At the  local government level,  the majority of the complaints investigated across the province, had to deal with adequacy of information (41%)   followed by  complaints about bylaw enforcement (24%).

“We are impartial investigators” says Chalke,  who made it clear his office’s role is  not to support  a complainant, rather to  find a way to  resolve the issue.   “We don’t have the authority to  order a public body to do  things”  he says that is why they try to  reach  a resolution that will  satisfy both parties.

Conflict  resolution in the past has included such things:

  •  reimbursing fines or penalties,
  • reconsidering an enforcement decision,
  • providing an apology,
  • providing written or verbal reasons for a decision,
  • amending a bylaw,   or changing or developing a policy.

Councillor Garth Frizzell  wanted to know what kind of costs are involved in getting information to the  public but  Chalke says  the costs of providing the information  in the first place  may be cheaper “It’s going to be released anyway because  someone is going to request it.”

“I think it is absolutely true that lack of transparency leads to suspicions” says Chalke.



I am personally offended by the concept of “in-camera”.
It is a misleading term, and it gives a public body the option for what is known as “back room deals”

Indeed, there are instances where a discussion of private matters is needed, but I believe in-camera is over used.

According to parliamentary procedure, there is a an option to go to a “committee of the whole” for a more informal discussion.

If a matter cannot be discussed by committee of the whole, perhaps there are other issues to resolve before a motion is made.

    Council does have committee of the whole sessions. I do not think they are televised nor that many reporters are there.

    What should be happening at the least is that the result of the in-camera discussions are summarized and brought out into open Council meetings.

    The guidelines under the charter are set very broadly. Some are obvious, such as personnel issues, others are not.

    For instance, the presentations by the PAC group to Council which dealt with possible building sites were all in camera under the guise of fear of speculation. In Kamloops the Council went to the people to find out where a PAC should be built.

    Totally different mindset.

BC Ombudsperson Jay Chalke is appointed to this position by the government of the day.
If he has to make a choice between the people or the government, who do you think he is going to favor?

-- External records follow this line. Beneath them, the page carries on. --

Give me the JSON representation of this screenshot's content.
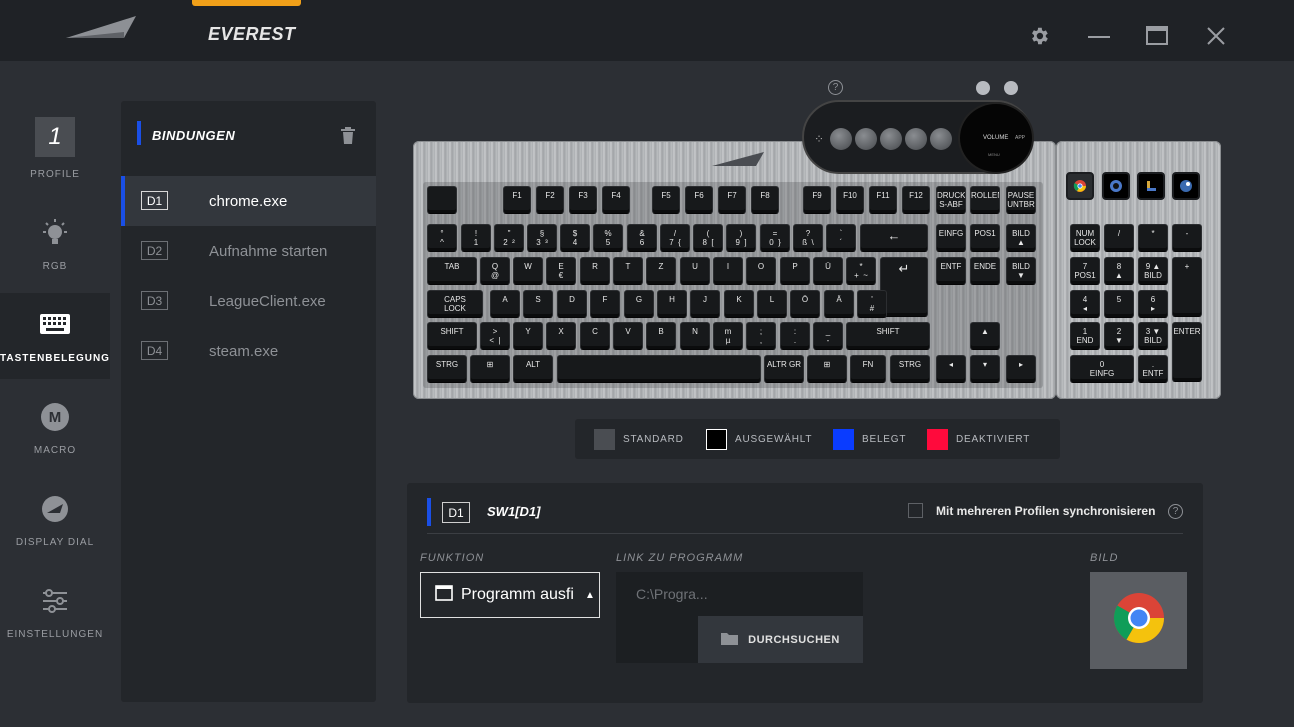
{
  "app": {
    "title": "EVEREST"
  },
  "nav": {
    "profile": {
      "number": "1",
      "label": "PROFILE"
    },
    "rgb": "RGB",
    "keymap": "TASTENBELEGUNG",
    "macro": {
      "letter": "M",
      "label": "MACRO"
    },
    "display_dial": "DISPLAY DIAL",
    "settings": "EINSTELLUNGEN"
  },
  "bindings": {
    "title": "BINDUNGEN",
    "items": [
      {
        "code": "D1",
        "name": "chrome.exe"
      },
      {
        "code": "D2",
        "name": "Aufnahme starten"
      },
      {
        "code": "D3",
        "name": "LeagueClient.exe"
      },
      {
        "code": "D4",
        "name": "steam.exe"
      }
    ]
  },
  "dial": {
    "screen_label": "VOLUME",
    "app_label": "APP",
    "menu_label": "MENU",
    "help": "?"
  },
  "keyboard": {
    "row0": [
      "F1",
      "F2",
      "F3",
      "F4",
      "F5",
      "F6",
      "F7",
      "F8",
      "F9",
      "F10",
      "F11",
      "F12",
      "DRUCK\nS-ABF",
      "ROLLEN",
      "PAUSE\nUNTBR"
    ],
    "row1": [
      "°\n^",
      "!\n1",
      "\"\n2  ²",
      "§\n3  ³",
      "$\n4",
      "%\n5",
      "&\n6",
      "/\n7  {",
      "(\n8  [",
      ")\n9  ]",
      "=\n0  }",
      "?\nß  \\",
      "`\n´",
      "←",
      "EINFG",
      "POS1",
      "BILD\n▲"
    ],
    "row2": [
      "TAB",
      "Q\n@",
      "W",
      "E\n€",
      "R",
      "T",
      "Z",
      "U",
      "I",
      "O",
      "P",
      "Ü",
      "*\n+  ~",
      "↵",
      "ENTF",
      "ENDE",
      "BILD\n▼"
    ],
    "row3": [
      "CAPS\nLOCK",
      "A",
      "S",
      "D",
      "F",
      "G",
      "H",
      "J",
      "K",
      "L",
      "Ö",
      "Ä",
      "'\n#"
    ],
    "row4": [
      "SHIFT",
      ">\n<  |",
      "Y",
      "X",
      "C",
      "V",
      "B",
      "N",
      "m\nµ",
      ";\n,",
      ":\n.",
      "_\n-",
      "SHIFT",
      "▲"
    ],
    "row5": [
      "STRG",
      "⊞",
      "ALT",
      "",
      "ALTR GR",
      "⊞",
      "FN",
      "STRG",
      "◂",
      "▾",
      "▸"
    ],
    "numpad": [
      "NUM\nLOCK",
      "/",
      "*",
      "-",
      "7\nPOS1",
      "8\n▲",
      "9 ▲\nBILD",
      "+",
      "4\n◂",
      "5",
      "6\n▸",
      "1\nEND",
      "2\n▼",
      "3 ▼\nBILD",
      "ENTER",
      "0\nEINFG",
      ".\nENTF"
    ]
  },
  "legend": [
    {
      "label": "STANDARD",
      "color": "#4a4d52"
    },
    {
      "label": "AUSGEWÄHLT",
      "color": "#000000"
    },
    {
      "label": "BELEGT",
      "color": "#0a3cff"
    },
    {
      "label": "DEAKTIVIERT",
      "color": "#ff0a3c"
    }
  ],
  "detail": {
    "code": "D1",
    "title": "SW1[D1]",
    "sync_label": "Mit mehreren Profilen synchronisieren",
    "help": "?",
    "function_label": "FUNKTION",
    "function_value": "Programm ausfi",
    "link_label": "LINK ZU PROGRAMM",
    "link_value": "C:\\Progra...",
    "browse_label": "DURCHSUCHEN",
    "image_label": "BILD"
  }
}
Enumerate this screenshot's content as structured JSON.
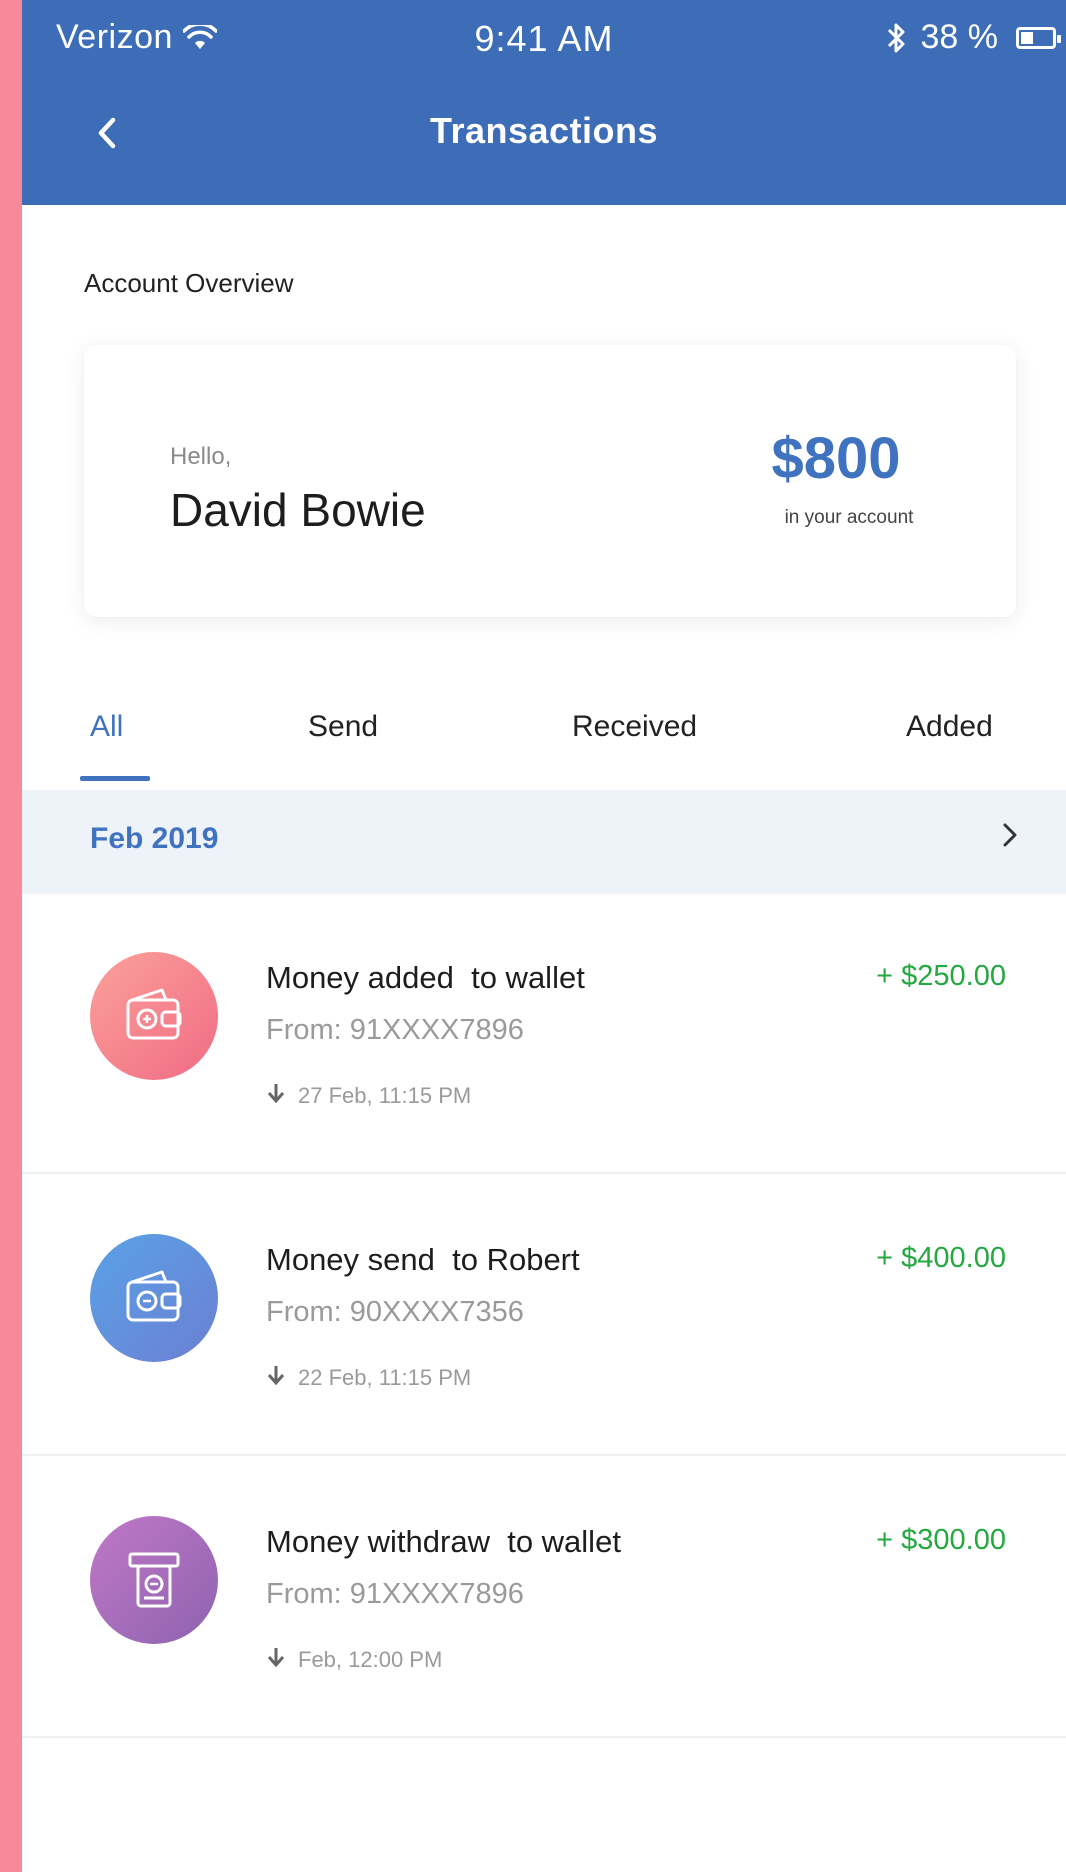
{
  "status_bar": {
    "carrier": "Verizon",
    "time": "9:41 AM",
    "battery": "38 %"
  },
  "header": {
    "title": "Transactions"
  },
  "overview": {
    "label": "Account Overview",
    "greeting": "Hello,",
    "name": "David Bowie",
    "balance": "$800",
    "balance_caption": "in your account"
  },
  "tabs": [
    {
      "label": "All",
      "active": true
    },
    {
      "label": "Send",
      "active": false
    },
    {
      "label": "Received",
      "active": false
    },
    {
      "label": "Added",
      "active": false
    }
  ],
  "month": {
    "label": "Feb 2019"
  },
  "transactions": [
    {
      "title": "Money added  to wallet",
      "from": "From: 91XXXX7896",
      "date": "27 Feb, 11:15 PM",
      "amount": "+ $250.00",
      "icon": "wallet-icon",
      "color": "#f47e88"
    },
    {
      "title": "Money send  to Robert",
      "from": "From: 90XXXX7356",
      "date": "22 Feb, 11:15 PM",
      "amount": "+ $400.00",
      "icon": "wallet-icon",
      "color": "#5e8fdb"
    },
    {
      "title": "Money withdraw  to wallet",
      "from": "From: 91XXXX7896",
      "date": "Feb, 12:00 PM",
      "amount": "+ $300.00",
      "icon": "atm-icon",
      "color": "#a46bb9"
    }
  ]
}
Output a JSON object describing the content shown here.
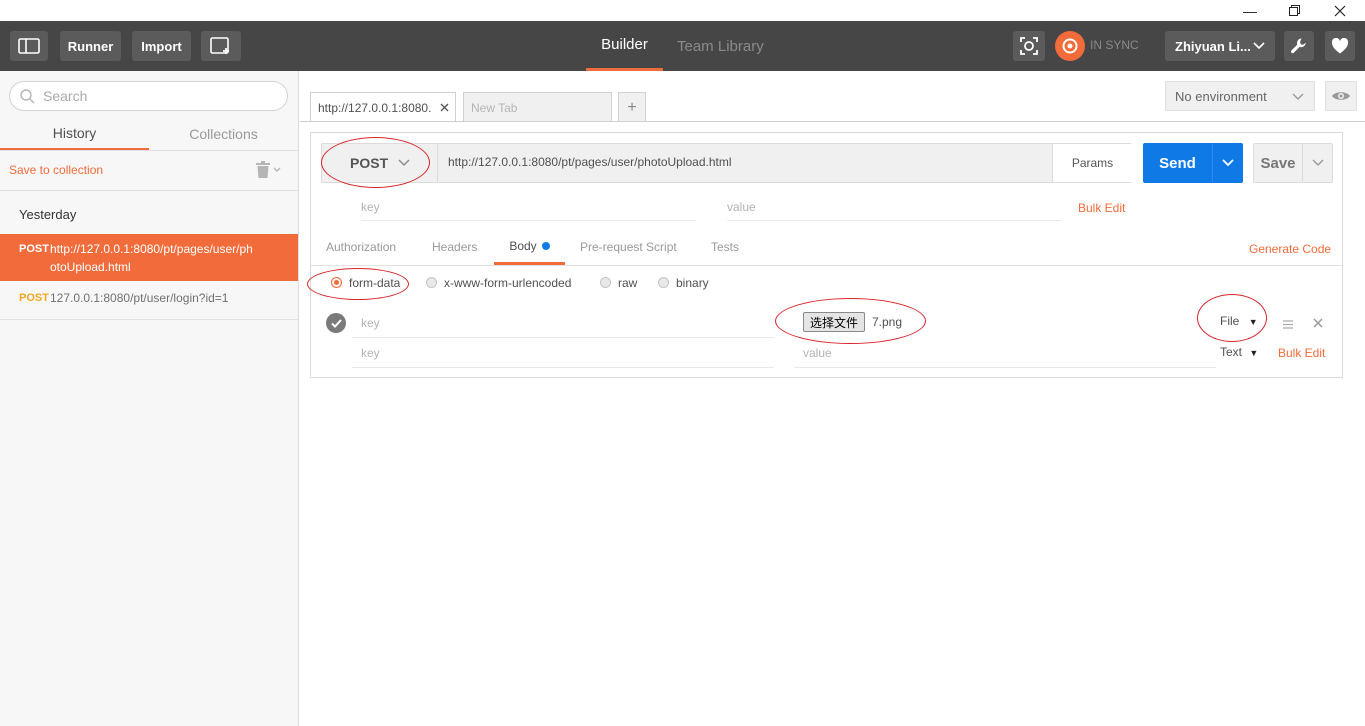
{
  "header": {
    "runner_label": "Runner",
    "import_label": "Import",
    "tab_builder": "Builder",
    "tab_team_library": "Team Library",
    "sync_status": "IN SYNC",
    "user_name": "Zhiyuan Li..."
  },
  "sidebar": {
    "search_placeholder": "Search",
    "tab_history": "History",
    "tab_collections": "Collections",
    "save_to_collection": "Save to collection",
    "group_label": "Yesterday",
    "items": [
      {
        "method": "POST",
        "url_line1": "http://127.0.0.1:8080/pt/pages/user/ph",
        "url_line2": "otoUpload.html"
      },
      {
        "method": "POST",
        "url_line1": "127.0.0.1:8080/pt/user/login?id=1"
      }
    ]
  },
  "main": {
    "tabs": [
      {
        "label": "http://127.0.0.1:8080."
      },
      {
        "label": "New Tab"
      }
    ],
    "environment": "No environment",
    "method": "POST",
    "url": "http://127.0.0.1:8080/pt/pages/user/photoUpload.html",
    "params_label": "Params",
    "send_label": "Send",
    "save_label": "Save",
    "param_key_placeholder": "key",
    "param_value_placeholder": "value",
    "bulk_edit": "Bulk Edit",
    "request_tabs": [
      "Authorization",
      "Headers",
      "Body",
      "Pre-request Script",
      "Tests"
    ],
    "generate_code": "Generate Code",
    "body_modes": [
      "form-data",
      "x-www-form-urlencoded",
      "raw",
      "binary"
    ],
    "form_rows": [
      {
        "key_placeholder": "key",
        "file_button": "选择文件",
        "file_name": "7.png",
        "type": "File"
      },
      {
        "key_placeholder": "key",
        "value_placeholder": "value",
        "type": "Text"
      }
    ],
    "form_bulk_edit": "Bulk Edit"
  },
  "colors": {
    "accent": "#f26b3a",
    "send_blue": "#0f7ae5",
    "topbar": "#464646"
  }
}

    So do you think that judges who are paid by the government are in the same position of having to favour the government when there is a case brought against the crown?

    The Ombudsman’s office is quite secure against such favouritism.

    Tell us of a case where the office was not fair.

    The Ombudsman was certainly fair in the case of Councillor Frizzell’s loaded question of how much the office costs to operate to get info to the public.

    Chalke was on the ball. Frizzell has the wrong mindset, as do many of the Councillors, I suspect.

    Time to make sure Council is measured on the level of the transparency they have in their deliberations.

Comments for this article are closed.